  20. Lex, I really felt as if with the arrogantly expansive extended videos she was shooting for Janet Jackson – the intro to “Love Don’t Cost A Thing” is pure Janet. Just occurred to me, I perceive her almost entirely as a videos artist (none of her singles since “Jenny From The Block” get on radio here, and even that one was marginal, her last big radio smash I can remember being blanketed was “I’m Real”), and most of the things I don’t like about her come across in that medium most of all – like how “If You Had My Love”s video must be like seven minutes long [okay, five and a half] with that preposterous DANCE bit in the middle. The Ja Rule videos showed off a more playful side to her which suits her a lot better than whatever the hell this song is trying to be – haughty wronged diva chucks a tantie?

    As you point out, Rachel Stevens is a far better British parallel in terms of actual status and ability.

  21. Yeah, but you still like Rachel Stevens a lot, right?

    “Arrogantly expansive” – dude she is a ridiculous celebrity diva, this is sort of the POINT (and also why “Louboutins” fails, it’s not enough). And while J-Lo as an artist doesn’t remotely stack up to Janet, “Love Don’t Cost A Thing” as a song does.

  22. Yeah, because the money behind Rachel Stevens bought her 13 great songs on one album.
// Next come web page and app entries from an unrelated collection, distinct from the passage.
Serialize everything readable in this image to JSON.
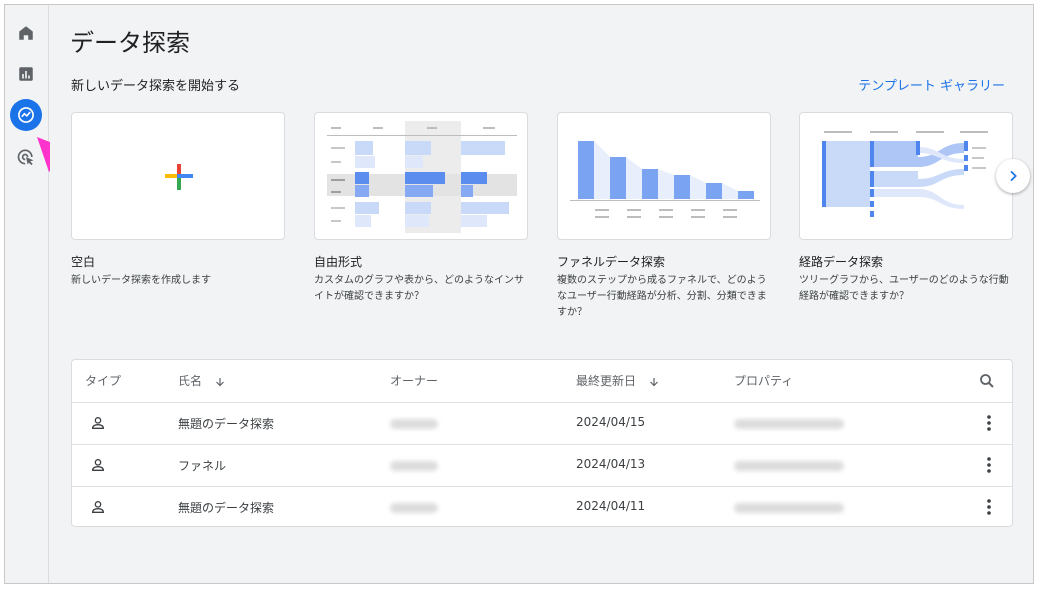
{
  "page": {
    "title": "データ探索",
    "section_title": "新しいデータ探索を開始する",
    "gallery_link": "テンプレート ギャラリー"
  },
  "sidebar": {
    "items": [
      {
        "name": "home",
        "icon": "home-icon"
      },
      {
        "name": "reports",
        "icon": "bar-chart-icon"
      },
      {
        "name": "explore",
        "icon": "explore-icon",
        "active": true
      },
      {
        "name": "advertising",
        "icon": "target-cursor-icon"
      }
    ]
  },
  "templates": [
    {
      "title": "空白",
      "description": "新しいデータ探索を作成します"
    },
    {
      "title": "自由形式",
      "description": "カスタムのグラフや表から、どのようなインサイトが確認できますか？"
    },
    {
      "title": "ファネルデータ探索",
      "description": "複数のステップから成るファネルで、どのようなユーザー行動経路が分析、分割、分類できますか？"
    },
    {
      "title": "経路データ探索",
      "description": "ツリーグラフから、ユーザーのどのような行動経路が確認できますか？"
    }
  ],
  "table": {
    "columns": [
      "タイプ",
      "氏名",
      "オーナー",
      "最終更新日",
      "プロパティ"
    ],
    "rows": [
      {
        "name": "無題のデータ探索",
        "updated": "2024/04/15"
      },
      {
        "name": "ファネル",
        "updated": "2024/04/13"
      },
      {
        "name": "無題のデータ探索",
        "updated": "2024/04/11"
      }
    ]
  },
  "colors": {
    "accent": "#1a73e8",
    "annotation_arrow": "#ff33cc"
  }
}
The money behind Jennifer Lopez was never that efficient.

    Also, those extended videos I described as arrogantly expensive are embarrassing – do people remember the awful green-screen in “Love Don’t Cost A Thing” and that hideous mid-song dance cut-sequence in “If You Had My Love”? That’s not celebrity diva, that’s embarrassing.

  23. Oh, fine, 10 great songs, 2 good songs and one that’s a tiny bit iffy.

  24. no one would argue that she’s got a solid greatest hits album tho’, right? For some reason, that’s my benchmark for “pop star”

  25. She has some singles that no matter what anyone says are duff. “Let’s Get Loud” = she must have lost some kind of bet. Solid’s probably the right word, if you tank most of what came after “Get Right” plus shit like “Feelin’ So Good”.

    But, you know, it’s not exactly going to be this now is it.